It was a few days later before I found myself hobbling with an uncomfortable injury. I got as much ultrasound treatment as possible and was determined to turn out whatever - possibly my lifetime last marathon, the Year 2000 London Marathon, and I'd raised sponsorship funds for a couple of charities, some of it from golf club buddies. I reached the start area barely able to walk properly and
fell back to between the 4 hour and 4 1/2 hour hordes so that I wouldn't have to push myself.

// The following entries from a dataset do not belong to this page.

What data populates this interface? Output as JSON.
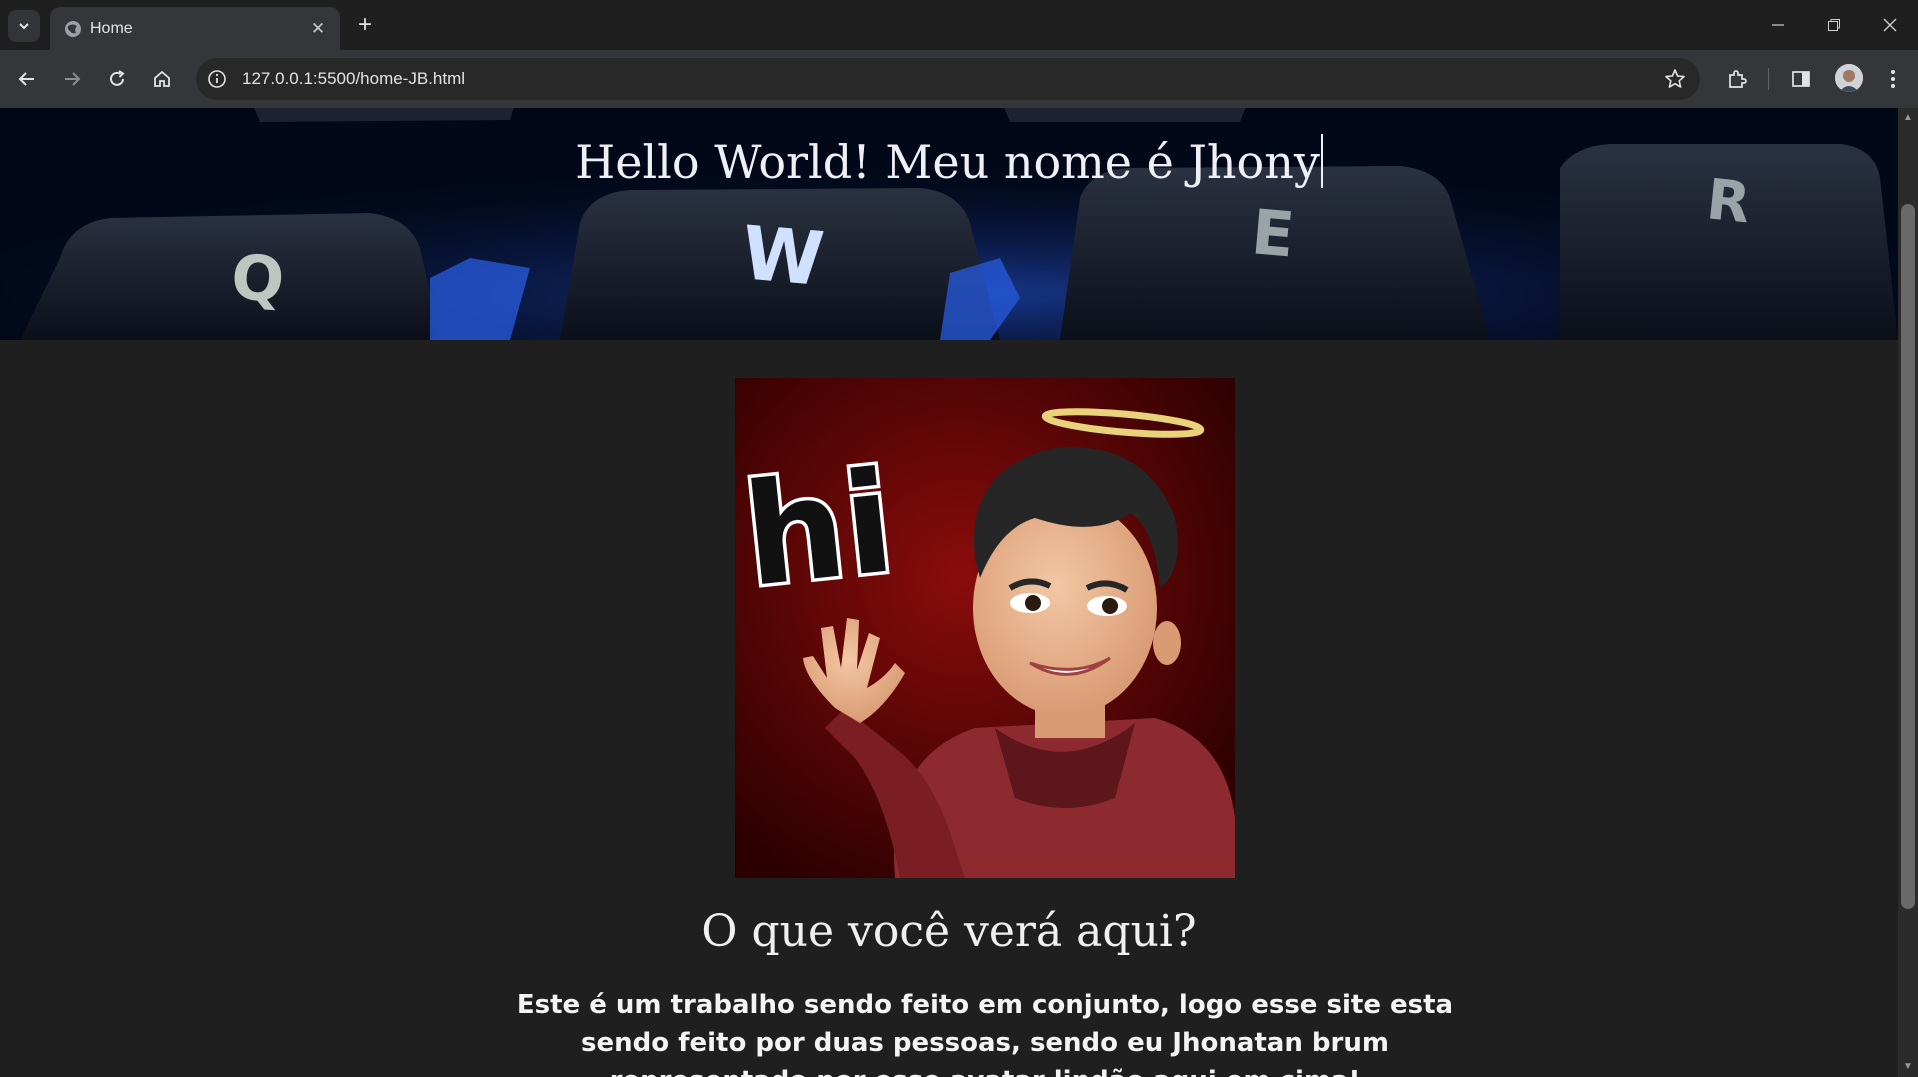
{
  "browser": {
    "tab_title": "Home",
    "url": "127.0.0.1:5500/home-JB.html"
  },
  "page": {
    "hero_title": "Hello World! Meu nome é Jhony",
    "section_title": "O que você verá aqui?",
    "paragraph": "Este é um trabalho sendo feito em conjunto, logo esse site esta sendo feito por duas pessoas, sendo eu Jhonatan brum representado por esse avatar lindão aqui em cima!",
    "avatar_text": "hi"
  },
  "colors": {
    "page_bg": "#1f1f1f",
    "hero_bg": "#020818",
    "avatar_bg": "#5a0000"
  }
}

After a while I got warmer and the injury began to ease but at about 8 1/2 miles out I got into an unlucky freak incident which nearly crippled me. With a few miles to go I could hardly move and could never have finished but for a little Irish male nurse who had caught me up and walked for miles with me to the last few hundred yards where he ran in so as to avoid alarming his kids who were looking out for him. I finally crossed the line at about 1 1/4 mph in just under 6 hours.

My Wife and Daughter had stood for hours expecting to see me and had become pretty concerned. Funnily enough this experience helped them last month when my lap op had to be finished with open surgery and took about four extra hours. They comforted themselves with remembering the 2000 London marathon!

To anyone who reads this far, please forgive the rambling reminiscences of an old man. The point is that my body hadn't signalled distress at the point of injury and I did more damage before it became evident. Then it told me in no uncertain terms. (I shouldn't have run of course but, hell, on the whole I'm still glad I did.)

Mark has shown that you can feel great and ready to take on the world but as ibinmsp said "your body may have different plans".

So, do listen to your body when it says stop BUT EQUALLY don't trust it when it says you can do anything, if common sense or expert advice is telling you otherwise. Follow foxhd's advice and you won't go far wrong.